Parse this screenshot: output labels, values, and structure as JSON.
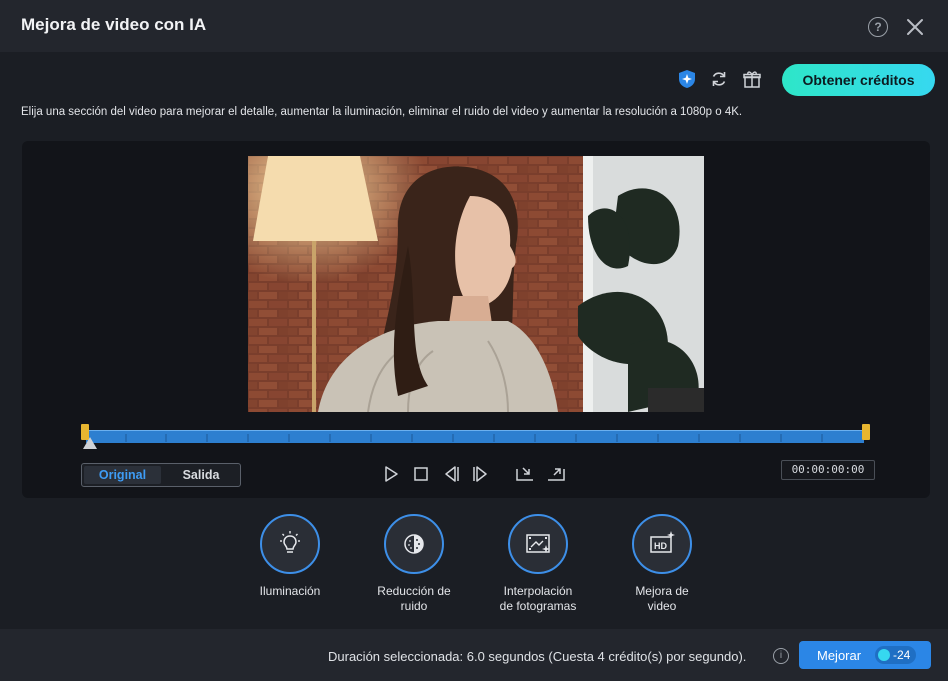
{
  "window": {
    "title": "Mejora de video con IA"
  },
  "toolbar": {
    "credits_button": "Obtener créditos"
  },
  "description": "Elija una sección del video para mejorar el detalle, aumentar la iluminación, eliminar el ruido del video y aumentar la resolución a 1080p o 4K.",
  "preview": {
    "toggle": {
      "original": "Original",
      "output": "Salida",
      "selected": "Original"
    },
    "timecode": "00:00:00:00"
  },
  "features": [
    {
      "label_line1": "Iluminación",
      "label_line2": ""
    },
    {
      "label_line1": "Reducción de",
      "label_line2": "ruido"
    },
    {
      "label_line1": "Interpolación",
      "label_line2": "de fotogramas"
    },
    {
      "label_line1": "Mejora de",
      "label_line2": "video"
    }
  ],
  "footer": {
    "duration_text": "Duración seleccionada: 6.0 segundos (Cuesta 4 crédito(s) por segundo).",
    "enhance_button": "Mejorar",
    "cost": "-24"
  },
  "colors": {
    "accent": "#2b86e6",
    "credits_gradient_start": "#2ee6c8",
    "handle": "#e8b630"
  }
}
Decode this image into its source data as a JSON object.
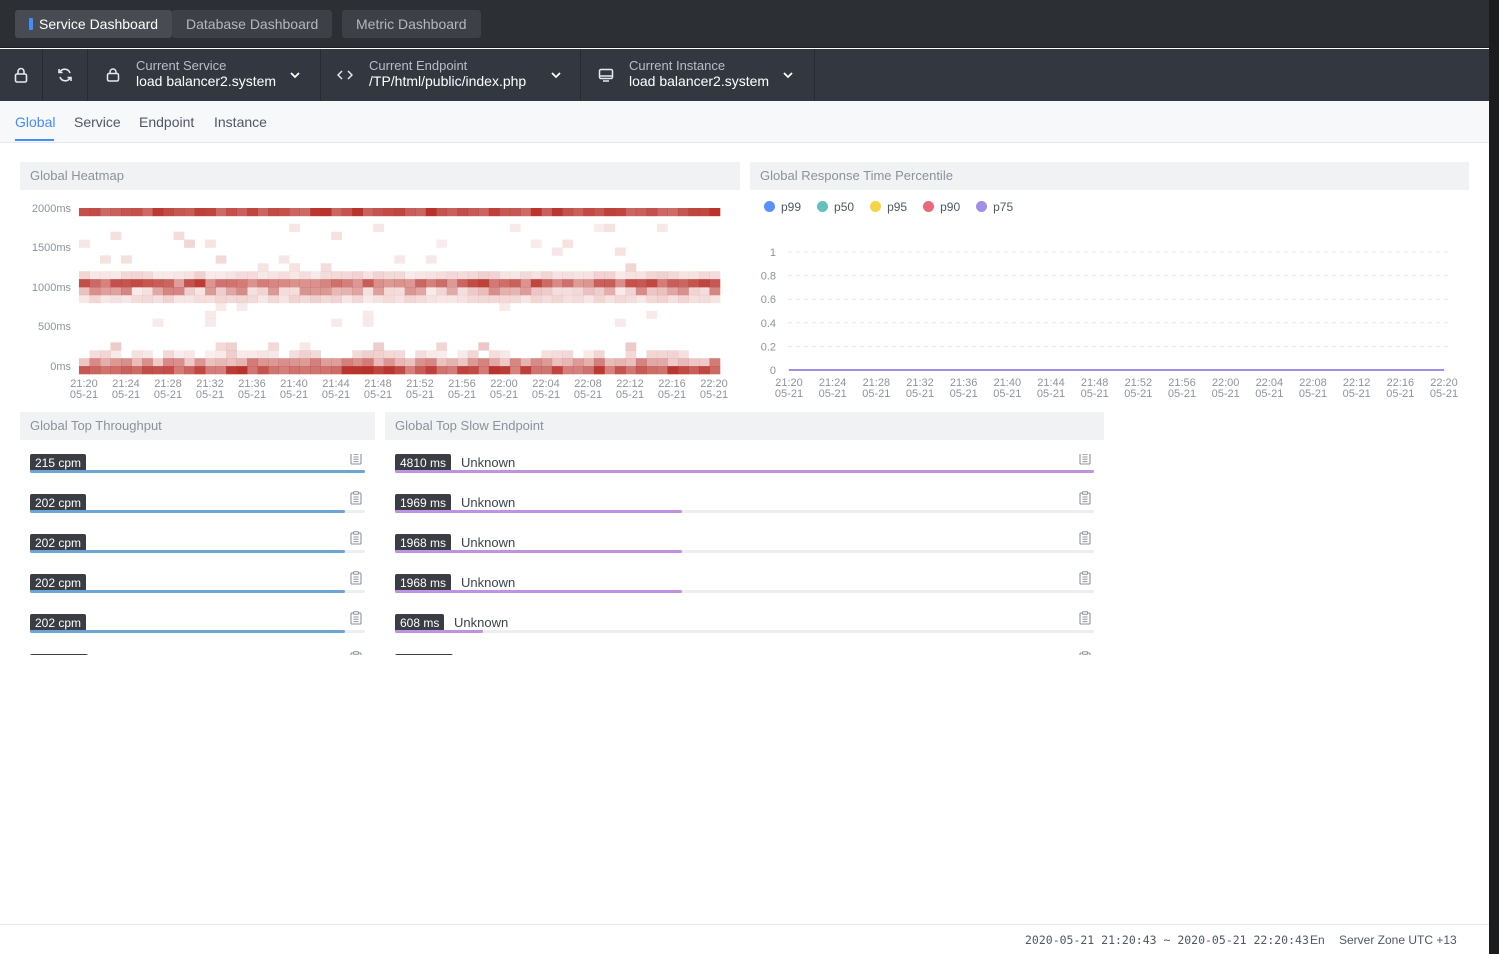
{
  "top_tabs": [
    "Service Dashboard",
    "Database Dashboard",
    "Metric Dashboard"
  ],
  "toolbar": {
    "lock_icon": "lock-icon",
    "refresh_icon": "refresh-icon",
    "service": {
      "label": "Current Service",
      "value": "load balancer2.system"
    },
    "endpoint": {
      "label": "Current Endpoint",
      "value": "/TP/html/public/index.php"
    },
    "instance": {
      "label": "Current Instance",
      "value": "load balancer2.system"
    }
  },
  "subnav": [
    "Global",
    "Service",
    "Endpoint",
    "Instance"
  ],
  "panels": {
    "heatmap": "Global Heatmap",
    "percentile": "Global Response Time Percentile",
    "throughput": "Global Top Throughput",
    "slow": "Global Top Slow Endpoint"
  },
  "chart_data": [
    {
      "type": "heatmap",
      "title": "Global Heatmap",
      "y_ticks": [
        "2000ms",
        "1500ms",
        "1000ms",
        "500ms",
        "0ms"
      ],
      "x_ticks": [
        "21:20",
        "21:24",
        "21:28",
        "21:32",
        "21:36",
        "21:40",
        "21:44",
        "21:48",
        "21:52",
        "21:56",
        "22:00",
        "22:04",
        "22:08",
        "22:12",
        "22:16",
        "22:20"
      ],
      "x_date": "05-21",
      "color": "#b8312a",
      "high_rows": [
        "2000ms",
        "1100ms",
        "0ms"
      ]
    },
    {
      "type": "line",
      "title": "Global Response Time Percentile",
      "x": [
        "21:20",
        "21:24",
        "21:28",
        "21:32",
        "21:36",
        "21:40",
        "21:44",
        "21:48",
        "21:52",
        "21:56",
        "22:00",
        "22:04",
        "22:08",
        "22:12",
        "22:16",
        "22:20"
      ],
      "x_date": "05-21",
      "y_ticks": [
        "1",
        "0.8",
        "0.6",
        "0.4",
        "0.2",
        "0"
      ],
      "ylim": [
        0,
        1
      ],
      "grid": true,
      "legend": "top-left",
      "series": [
        {
          "name": "p99",
          "color": "#5b8ff9",
          "values": [
            0,
            0,
            0,
            0,
            0,
            0,
            0,
            0,
            0,
            0,
            0,
            0,
            0,
            0,
            0,
            0
          ]
        },
        {
          "name": "p50",
          "color": "#66bfbf",
          "values": [
            0,
            0,
            0,
            0,
            0,
            0,
            0,
            0,
            0,
            0,
            0,
            0,
            0,
            0,
            0,
            0
          ]
        },
        {
          "name": "p95",
          "color": "#f5d445",
          "values": [
            0,
            0,
            0,
            0,
            0,
            0,
            0,
            0,
            0,
            0,
            0,
            0,
            0,
            0,
            0,
            0
          ]
        },
        {
          "name": "p90",
          "color": "#e8697a",
          "values": [
            0,
            0,
            0,
            0,
            0,
            0,
            0,
            0,
            0,
            0,
            0,
            0,
            0,
            0,
            0,
            0
          ]
        },
        {
          "name": "p75",
          "color": "#a18ee5",
          "values": [
            0,
            0,
            0,
            0,
            0,
            0,
            0,
            0,
            0,
            0,
            0,
            0,
            0,
            0,
            0,
            0
          ]
        }
      ]
    }
  ],
  "throughput": {
    "color": "#6aa5d6",
    "items": [
      {
        "value": "215 cpm",
        "ratio": 1.0
      },
      {
        "value": "202 cpm",
        "ratio": 0.94
      },
      {
        "value": "202 cpm",
        "ratio": 0.94
      },
      {
        "value": "202 cpm",
        "ratio": 0.94
      },
      {
        "value": "202 cpm",
        "ratio": 0.94
      }
    ]
  },
  "slow_endpoints": {
    "color": "#c391e4",
    "items": [
      {
        "value": "4810 ms",
        "name": "Unknown",
        "ratio": 1.0
      },
      {
        "value": "1969 ms",
        "name": "Unknown",
        "ratio": 0.41
      },
      {
        "value": "1968 ms",
        "name": "Unknown",
        "ratio": 0.41
      },
      {
        "value": "1968 ms",
        "name": "Unknown",
        "ratio": 0.41
      },
      {
        "value": "608 ms",
        "name": "Unknown",
        "ratio": 0.126
      }
    ]
  },
  "footer": {
    "range": "2020-05-21 21:20:43 ~ 2020-05-21 22:20:43",
    "lang": "En",
    "zone": "Server Zone UTC +13"
  }
}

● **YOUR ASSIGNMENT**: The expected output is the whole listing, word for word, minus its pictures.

● **RESPONSE TO THIS EXERCISE**:
Parse this screenshot: output labels, values, and structure as JSON.
{
  "window": {
    "title": "Mejora de video con IA"
  },
  "toolbar": {
    "credits_button": "Obtener créditos"
  },
  "description": "Elija una sección del video para mejorar el detalle, aumentar la iluminación, eliminar el ruido del video y aumentar la resolución a 1080p o 4K.",
  "preview": {
    "toggle": {
      "original": "Original",
      "output": "Salida",
      "selected": "Original"
    },
    "timecode": "00:00:00:00"
  },
  "features": [
    {
      "label_line1": "Iluminación",
      "label_line2": ""
    },
    {
      "label_line1": "Reducción de",
      "label_line2": "ruido"
    },
    {
      "label_line1": "Interpolación",
      "label_line2": "de fotogramas"
    },
    {
      "label_line1": "Mejora de",
      "label_line2": "video"
    }
  ],
  "footer": {
    "duration_text": "Duración seleccionada: 6.0 segundos (Cuesta 4 crédito(s) por segundo).",
    "enhance_button": "Mejorar",
    "cost": "-24"
  },
  "colors": {
    "accent": "#2b86e6",
    "credits_gradient_start": "#2ee6c8",
    "handle": "#e8b630"
  }
}
Decode this image into its source data as a JSON object.
{
  "top_tabs": [
    "Service Dashboard",
    "Database Dashboard",
    "Metric Dashboard"
  ],
  "toolbar": {
    "lock_icon": "lock-icon",
    "refresh_icon": "refresh-icon",
    "service": {
      "label": "Current Service",
      "value": "load balancer2.system"
    },
    "endpoint": {
      "label": "Current Endpoint",
      "value": "/TP/html/public/index.php"
    },
    "instance": {
      "label": "Current Instance",
      "value": "load balancer2.system"
    }
  },
  "subnav": [
    "Global",
    "Service",
    "Endpoint",
    "Instance"
  ],
  "panels": {
    "heatmap": "Global Heatmap",
    "percentile": "Global Response Time Percentile",
    "throughput": "Global Top Throughput",
    "slow": "Global Top Slow Endpoint"
  },
  "chart_data": [
    {
      "type": "heatmap",
      "title": "Global Heatmap",
      "y_ticks": [
        "2000ms",
        "1500ms",
        "1000ms",
        "500ms",
        "0ms"
      ],
      "x_ticks": [
        "21:20",
        "21:24",
        "21:28",
        "21:32",
        "21:36",
        "21:40",
        "21:44",
        "21:48",
        "21:52",
        "21:56",
        "22:00",
        "22:04",
        "22:08",
        "22:12",
        "22:16",
        "22:20"
      ],
      "x_date": "05-21",
      "color": "#b8312a",
      "high_rows": [
        "2000ms",
        "1100ms",
        "0ms"
      ]
    },
    {
      "type": "line",
      "title": "Global Response Time Percentile",
      "x": [
        "21:20",
        "21:24",
        "21:28",
        "21:32",
        "21:36",
        "21:40",
        "21:44",
        "21:48",
        "21:52",
        "21:56",
        "22:00",
        "22:04",
        "22:08",
        "22:12",
        "22:16",
        "22:20"
      ],
      "x_date": "05-21",
      "y_ticks": [
        "1",
        "0.8",
        "0.6",
        "0.4",
        "0.2",
        "0"
      ],
      "ylim": [
        0,
        1
      ],
      "grid": true,
      "legend": "top-left",
      "series": [
        {
          "name": "p99",
          "color": "#5b8ff9",
          "values": [
            0,
            0,
            0,
            0,
            0,
            0,
            0,
            0,
            0,
            0,
            0,
            0,
            0,
            0,
            0,
            0
          ]
        },
        {
          "name": "p50",
          "color": "#66bfbf",
          "values": [
            0,
            0,
            0,
            0,
            0,
            0,
            0,
            0,
            0,
            0,
            0,
            0,
            0,
            0,
            0,
            0
          ]
        },
        {
          "name": "p95",
          "color": "#f5d445",
          "values": [
            0,
            0,
            0,
            0,
            0,
            0,
            0,
            0,
            0,
            0,
            0,
            0,
            0,
            0,
            0,
            0
          ]
        },
        {
          "name": "p90",
          "color": "#e8697a",
          "values": [
            0,
            0,
            0,
            0,
            0,
            0,
            0,
            0,
            0,
            0,
            0,
            0,
            0,
            0,
            0,
            0
          ]
        },
        {
          "name": "p75",
          "color": "#a18ee5",
          "values": [
            0,
            0,
            0,
            0,
            0,
            0,
            0,
            0,
            0,
            0,
            0,
            0,
            0,
            0,
            0,
            0
          ]
        }
      ]
    }
  ],
  "throughput": {
    "color": "#6aa5d6",
    "items": [
      {
        "value": "215 cpm",
        "ratio": 1.0
      },
      {
        "value": "202 cpm",
        "ratio": 0.94
      },
      {
        "value": "202 cpm",
        "ratio": 0.94
      },
      {
        "value": "202 cpm",
        "ratio": 0.94
      },
      {
        "value": "202 cpm",
        "ratio": 0.94
      }
    ]
  },
  "slow_endpoints": {
    "color": "#c391e4",
    "items": [
      {
        "value": "4810 ms",
        "name": "Unknown",
        "ratio": 1.0
      },
      {
        "value": "1969 ms",
        "name": "Unknown",
        "ratio": 0.41
      },
      {
        "value": "1968 ms",
        "name": "Unknown",
        "ratio": 0.41
      },
      {
        "value": "1968 ms",
        "name": "Unknown",
        "ratio": 0.41
      },
      {
        "value": "608 ms",
        "name": "Unknown",
        "ratio": 0.126
      }
    ]
  },
  "footer": {
    "range": "2020-05-21 21:20:43 ~ 2020-05-21 22:20:43",
    "lang": "En",
    "zone": "Server Zone UTC +13"
  }
}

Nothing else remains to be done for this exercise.